Liverpool Mental Health Festival presents Still Feeling Funny

Posted on 6 October 2017
By Lydia Judd
  • Share:

A bill of fresh comedic talent graced 81 Renshaw Street, this past Sunday – promoting good mental health through plenty of laughs.

Alumni from the six-week “Feeling Funny” programme, took to the stage to showcase their newly obtained stand-up skills, to an applauding audience.

The programme, ran by The Comedy Trust, aims to tackle the stigma of mental health in men; encouraging them to open up, through the art of stand-up comedy.

Helen Holden from The Comedy Trust explained it is a non-medical alternative to tackling the issue – a sort-of therapy for the men.

The night itself, marked the beginning of Liverpool Mental Health Festival 2017 – a fortnight of free events across the city, which celebrate good mental health and wellbeing. The masterminds behind the festival, are Liverpool Mental Health Consortium.

The organisation have been successfully coordinating activities around World Mental Health Day, on October 10th, since 2010.

Now in its third year, the festival itself is about showcasing dance, art and more across Liverpool.

The opening night was underway after a quick welcome from Helen, and the Consortium’s Development Manager, Claire Stevens.

Claire briefly touched upon the need to destigmatize the issue surrounding mental health in men. She said, “It’s about challenging negativity and prompting creativity.”

Sam from The Comedy Trust took on the role of host, introducing each of the seven acts with witty and friendly banter. The setting was intimate and small; enough space for him and the audience to directly interact between sets. His off the cuff comebacks were quick and light hearted, all of which added to the set up of the night.

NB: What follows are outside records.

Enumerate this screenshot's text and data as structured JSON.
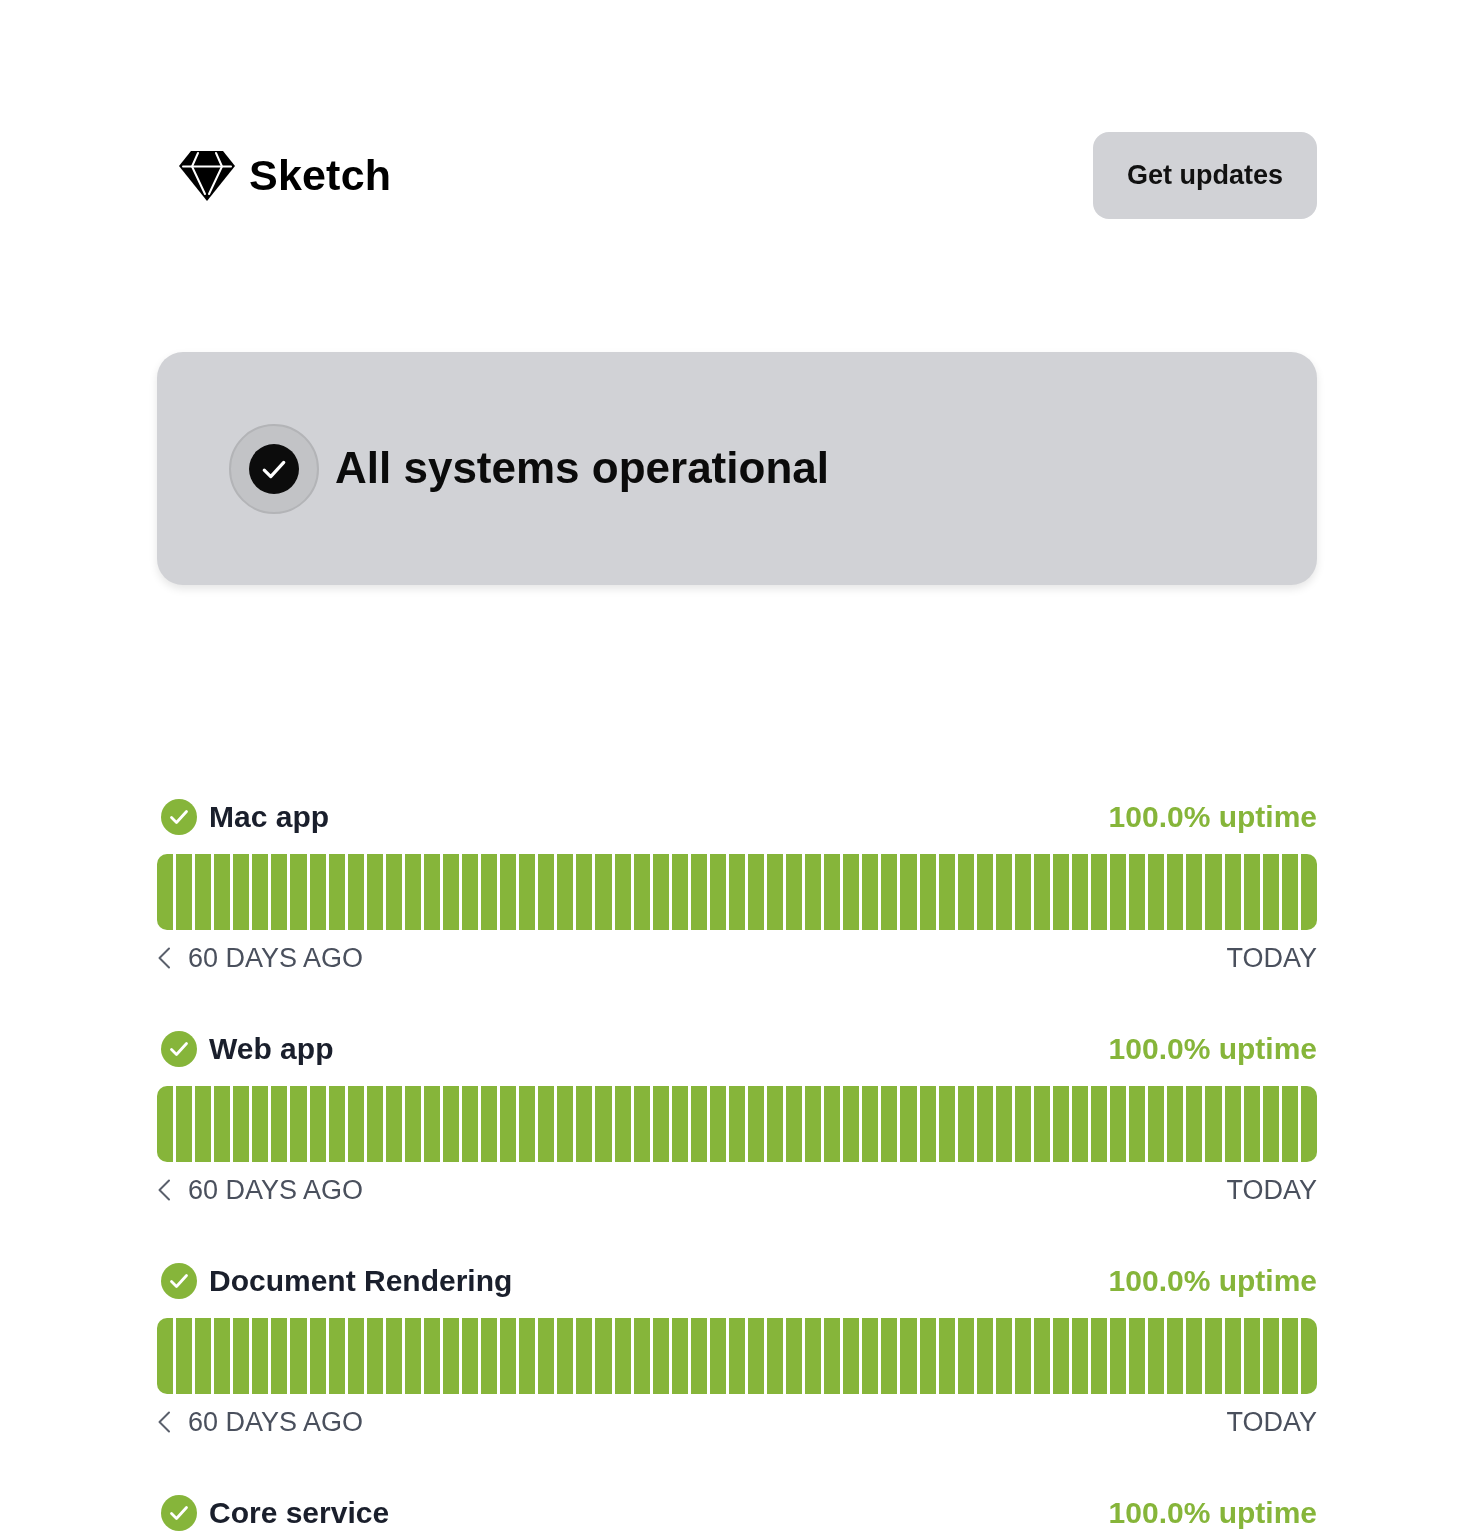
{
  "header": {
    "logo": "Sketch",
    "button": "Get updates"
  },
  "status": {
    "title": "All systems operational",
    "operational": true
  },
  "components": [
    {
      "name": "Mac app",
      "operational": true,
      "uptime": "100.0% uptime",
      "range_start": "60 DAYS AGO",
      "range_end": "TODAY",
      "days": [
        {
          "operational": true
        },
        {
          "operational": true
        },
        {
          "operational": true
        },
        {
          "operational": true
        },
        {
          "operational": true
        },
        {
          "operational": true
        },
        {
          "operational": true
        },
        {
          "operational": true
        },
        {
          "operational": true
        },
        {
          "operational": true
        },
        {
          "operational": true
        },
        {
          "operational": true
        },
        {
          "operational": true
        },
        {
          "operational": true
        },
        {
          "operational": true
        },
        {
          "operational": true
        },
        {
          "operational": true
        },
        {
          "operational": true
        },
        {
          "operational": true
        },
        {
          "operational": true
        },
        {
          "operational": true
        },
        {
          "operational": true
        },
        {
          "operational": true
        },
        {
          "operational": true
        },
        {
          "operational": true
        },
        {
          "operational": true
        },
        {
          "operational": true
        },
        {
          "operational": true
        },
        {
          "operational": true
        },
        {
          "operational": true
        },
        {
          "operational": true
        },
        {
          "operational": true
        },
        {
          "operational": true
        },
        {
          "operational": true
        },
        {
          "operational": true
        },
        {
          "operational": true
        },
        {
          "operational": true
        },
        {
          "operational": true
        },
        {
          "operational": true
        },
        {
          "operational": true
        },
        {
          "operational": true
        },
        {
          "operational": true
        },
        {
          "operational": true
        },
        {
          "operational": true
        },
        {
          "operational": true
        },
        {
          "operational": true
        },
        {
          "operational": true
        },
        {
          "operational": true
        },
        {
          "operational": true
        },
        {
          "operational": true
        },
        {
          "operational": true
        },
        {
          "operational": true
        },
        {
          "operational": true
        },
        {
          "operational": true
        },
        {
          "operational": true
        },
        {
          "operational": true
        },
        {
          "operational": true
        },
        {
          "operational": true
        },
        {
          "operational": true
        },
        {
          "operational": true
        },
        {
          "operational": true
        }
      ]
    },
    {
      "name": "Web app",
      "operational": true,
      "uptime": "100.0% uptime",
      "range_start": "60 DAYS AGO",
      "range_end": "TODAY",
      "days": [
        {
          "operational": true
        },
        {
          "operational": true
        },
        {
          "operational": true
        },
        {
          "operational": true
        },
        {
          "operational": true
        },
        {
          "operational": true
        },
        {
          "operational": true
        },
        {
          "operational": true
        },
        {
          "operational": true
        },
        {
          "operational": true
        },
        {
          "operational": true
        },
        {
          "operational": true
        },
        {
          "operational": true
        },
        {
          "operational": true
        },
        {
          "operational": true
        },
        {
          "operational": true
        },
        {
          "operational": true
        },
        {
          "operational": true
        },
        {
          "operational": true
        },
        {
          "operational": true
        },
        {
          "operational": true
        },
        {
          "operational": true
        },
        {
          "operational": true
        },
        {
          "operational": true
        },
        {
          "operational": true
        },
        {
          "operational": true
        },
        {
          "operational": true
        },
        {
          "operational": true
        },
        {
          "operational": true
        },
        {
          "operational": true
        },
        {
          "operational": true
        },
        {
          "operational": true
        },
        {
          "operational": true
        },
        {
          "operational": true
        },
        {
          "operational": true
        },
        {
          "operational": true
        },
        {
          "operational": true
        },
        {
          "operational": true
        },
        {
          "operational": true
        },
        {
          "operational": true
        },
        {
          "operational": true
        },
        {
          "operational": true
        },
        {
          "operational": true
        },
        {
          "operational": true
        },
        {
          "operational": true
        },
        {
          "operational": true
        },
        {
          "operational": true
        },
        {
          "operational": true
        },
        {
          "operational": true
        },
        {
          "operational": true
        },
        {
          "operational": true
        },
        {
          "operational": true
        },
        {
          "operational": true
        },
        {
          "operational": true
        },
        {
          "operational": true
        },
        {
          "operational": true
        },
        {
          "operational": true
        },
        {
          "operational": true
        },
        {
          "operational": true
        },
        {
          "operational": true
        },
        {
          "operational": true
        }
      ]
    },
    {
      "name": "Document Rendering",
      "operational": true,
      "uptime": "100.0% uptime",
      "range_start": "60 DAYS AGO",
      "range_end": "TODAY",
      "days": [
        {
          "operational": true
        },
        {
          "operational": true
        },
        {
          "operational": true
        },
        {
          "operational": true
        },
        {
          "operational": true
        },
        {
          "operational": true
        },
        {
          "operational": true
        },
        {
          "operational": true
        },
        {
          "operational": true
        },
        {
          "operational": true
        },
        {
          "operational": true
        },
        {
          "operational": true
        },
        {
          "operational": true
        },
        {
          "operational": true
        },
        {
          "operational": true
        },
        {
          "operational": true
        },
        {
          "operational": true
        },
        {
          "operational": true
        },
        {
          "operational": true
        },
        {
          "operational": true
        },
        {
          "operational": true
        },
        {
          "operational": true
        },
        {
          "operational": true
        },
        {
          "operational": true
        },
        {
          "operational": true
        },
        {
          "operational": true
        },
        {
          "operational": true
        },
        {
          "operational": true
        },
        {
          "operational": true
        },
        {
          "operational": true
        },
        {
          "operational": true
        },
        {
          "operational": true
        },
        {
          "operational": true
        },
        {
          "operational": true
        },
        {
          "operational": true
        },
        {
          "operational": true
        },
        {
          "operational": true
        },
        {
          "operational": true
        },
        {
          "operational": true
        },
        {
          "operational": true
        },
        {
          "operational": true
        },
        {
          "operational": true
        },
        {
          "operational": true
        },
        {
          "operational": true
        },
        {
          "operational": true
        },
        {
          "operational": true
        },
        {
          "operational": true
        },
        {
          "operational": true
        },
        {
          "operational": true
        },
        {
          "operational": true
        },
        {
          "operational": true
        },
        {
          "operational": true
        },
        {
          "operational": true
        },
        {
          "operational": true
        },
        {
          "operational": true
        },
        {
          "operational": true
        },
        {
          "operational": true
        },
        {
          "operational": true
        },
        {
          "operational": true
        },
        {
          "operational": true
        },
        {
          "operational": true
        }
      ]
    },
    {
      "name": "Core service",
      "operational": true,
      "uptime": "100.0% uptime"
    }
  ]
}
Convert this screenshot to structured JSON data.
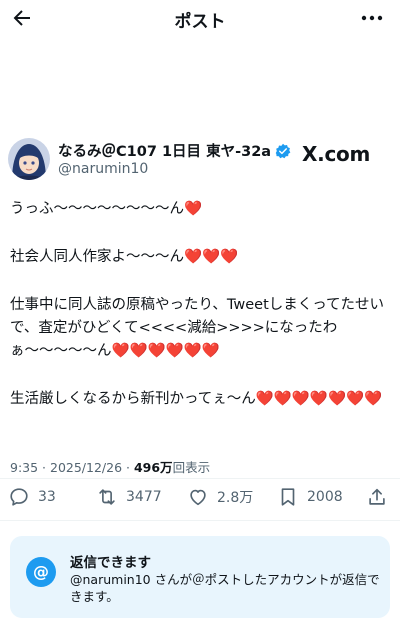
{
  "header": {
    "title": "ポスト"
  },
  "author": {
    "display_name": "なるみ＠C107 1日目 東ヤ-32a",
    "handle": "@narumin10",
    "verified_color": "#1d9bf0"
  },
  "brand": "X.com",
  "tweet": {
    "paragraphs": [
      "うっふ〜〜〜〜〜〜〜〜ん❤️",
      "社会人同人作家よ〜〜〜ん❤️❤️❤️",
      "仕事中に同人誌の原稿やったり、Tweetしまくってたせいで、査定がひどくて<<<<減給>>>>になったわぁ〜〜〜〜〜ん❤️❤️❤️❤️❤️❤️",
      "生活厳しくなるから新刊かってぇ〜ん❤️❤️❤️❤️❤️❤️❤️"
    ]
  },
  "meta": {
    "time": "9:35 · 2025/12/26 · ",
    "views_count": "496万",
    "views_label": "回表示"
  },
  "actions": {
    "replies": "33",
    "reposts": "3477",
    "likes": "2.8万",
    "bookmarks": "2008"
  },
  "reply_restriction": {
    "icon_glyph": "@",
    "title": "返信できます",
    "description": "@narumin10 さんが＠ポストしたアカウントが返信できます。"
  },
  "colors": {
    "accent": "#1d9bf0",
    "muted": "#536471",
    "card_bg": "#e8f5fd"
  }
}
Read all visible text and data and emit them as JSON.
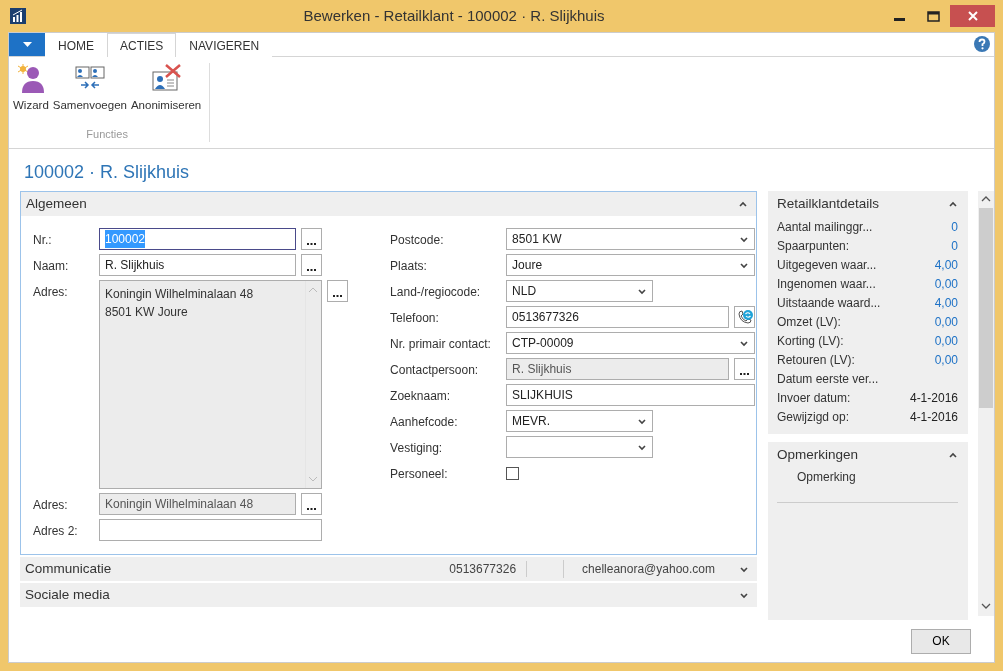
{
  "window": {
    "title": "Bewerken - Retailklant - 100002 · R. Slijkhuis"
  },
  "ribbon": {
    "tabs": [
      {
        "label": "HOME",
        "selected": false
      },
      {
        "label": "ACTIES",
        "selected": true
      },
      {
        "label": "NAVIGEREN",
        "selected": false
      }
    ],
    "groups": [
      {
        "label": "Functies",
        "buttons": [
          {
            "label": "Wizard"
          },
          {
            "label": "Samenvoegen"
          },
          {
            "label": "Anonimiseren"
          }
        ]
      }
    ]
  },
  "page_title": "100002 · R. Slijkhuis",
  "general": {
    "title": "Algemeen",
    "expanded": true,
    "left_fields": [
      {
        "label": "Nr.:",
        "kind": "lookup",
        "value": "100002",
        "disabled": false,
        "focused": true
      },
      {
        "label": "Naam:",
        "kind": "lookup",
        "value": "R. Slijkhuis",
        "disabled": false,
        "focused": false
      },
      {
        "label": "Adres:",
        "kind": "memo",
        "lines": [
          "Koningin Wilhelminalaan 48",
          "8501 KW Joure"
        ],
        "disabled": true,
        "focused": false
      },
      {
        "label": "Adres:",
        "kind": "lookup",
        "value": "Koningin Wilhelminalaan 48",
        "disabled": true,
        "focused": false
      },
      {
        "label": "Adres 2:",
        "kind": "text",
        "disabled": false,
        "focused": false
      }
    ],
    "right_fields": [
      {
        "label": "Postcode:",
        "kind": "combo",
        "value": "8501 KW",
        "disabled": false,
        "focused": false
      },
      {
        "label": "Plaats:",
        "kind": "combo",
        "value": "Joure",
        "disabled": false,
        "focused": false
      },
      {
        "label": "Land-/regiocode:",
        "kind": "short-combo",
        "value": "NLD",
        "disabled": false,
        "focused": false
      },
      {
        "label": "Telefoon:",
        "kind": "phone",
        "value": "0513677326",
        "disabled": false,
        "focused": false
      },
      {
        "label": "Nr. primair contact:",
        "kind": "combo",
        "value": "CTP-00009",
        "disabled": false,
        "focused": false
      },
      {
        "label": "Contactpersoon:",
        "kind": "lookup",
        "value": "R. Slijkhuis",
        "disabled": true,
        "focused": false
      },
      {
        "label": "Zoeknaam:",
        "kind": "text",
        "value": "SLIJKHUIS",
        "disabled": false,
        "focused": false
      },
      {
        "label": "Aanhefcode:",
        "kind": "short-combo",
        "value": "MEVR.",
        "disabled": false,
        "focused": false
      },
      {
        "label": "Vestiging:",
        "kind": "short-combo",
        "disabled": false,
        "focused": false
      },
      {
        "label": "Personeel:",
        "kind": "checkbox",
        "checked": false,
        "disabled": false,
        "focused": false
      }
    ]
  },
  "collapsed_sections": [
    {
      "title": "Communicatie",
      "expanded": false,
      "summary": [
        "0513677326",
        "chelleanora@yahoo.com"
      ]
    },
    {
      "title": "Sociale media",
      "expanded": false
    }
  ],
  "factboxes": [
    {
      "title": "Retailklantdetails",
      "expanded": true,
      "rows": [
        {
          "label": "Aantal mailinggr...",
          "value": "0",
          "link": true
        },
        {
          "label": "Spaarpunten:",
          "value": "0",
          "link": true
        },
        {
          "label": "Uitgegeven waar...",
          "value": "4,00",
          "link": true
        },
        {
          "label": "Ingenomen waar...",
          "value": "0,00",
          "link": true
        },
        {
          "label": "Uitstaande waard...",
          "value": "4,00",
          "link": true
        },
        {
          "label": "Omzet (LV):",
          "value": "0,00",
          "link": true
        },
        {
          "label": "Korting (LV):",
          "value": "0,00",
          "link": true
        },
        {
          "label": "Retouren (LV):",
          "value": "0,00",
          "link": true
        },
        {
          "label": "Datum eerste ver..."
        },
        {
          "label": "Invoer datum:",
          "value": "4-1-2016",
          "link": false
        },
        {
          "label": "Gewijzigd op:",
          "value": "4-1-2016",
          "link": false
        }
      ]
    },
    {
      "title": "Opmerkingen",
      "expanded": true,
      "notes": [
        "Opmerking"
      ]
    }
  ],
  "buttons": [
    "OK"
  ]
}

First to take the stage was Andy, an instantly likeable and friendly Scouser; the type of guy you would expect to see socialising with everyone at the pub, over a pint. The idea that this man had previously battled with any such mental health issues, seemed hard to believe as he rolled with the laughs. From talk of weight loss, marriage and growing up, Andy brought a comedic spin to some of the most mundane of topics.

As the set went on, Andy relaxed into the jokes and the audience were, little by little, learning more
about the hilariously funny Liverpudlian.

Phil was the next comedian to entertain, with a dry yet clever style to his set. He put a unique spin on conventional stand up, combining comedy with poetry.

His poem about Facebook, was exceptionally funny and relatable; it was stating the obvious which made its reception so successful. His stories were sarcastic and witty, with some classic toilet humour thrown in for good measure.

Following a short interval, and a trip to the bar, it was Mark’s time to shine. His hard exterior and Cockney accent could not have been any more deceiving. He was charming and engaging; a real natural joker.

Having just turned 50-years- old, Mark joked about the signs of getting older. From becoming forgettable, to noticing yourself act more like your parents. He seemed comfortable in front of an audience; as though this was second nature to him.

Like many of the performers before him, he made the everyday seem hilarious and relatable. Mark’s vasectomy experience was the highlight of the set. His storytelling was second-to- none, as he took the audience on a comical journey from start to finish.

Yet these comedy newcomers have been on a much more significant journey than that. As the night rounded up, with praise and thanks for all seven performers, there was an exceptional shared feeling of positivity around the venue.

Comedy aside, it was a celebration of mental wellbeing and feeling good – acknowledging the men and their personal achievements. They are representative of the benefits of speaking up and stepping out; with a little helping hand from stand up.

It definitely goes to show that laughter really is the best medicine.

Liverpool Mental Health Festival runs until Saturday 14th October.

Full details can be found on the Liverpool Mental Health Consortium website: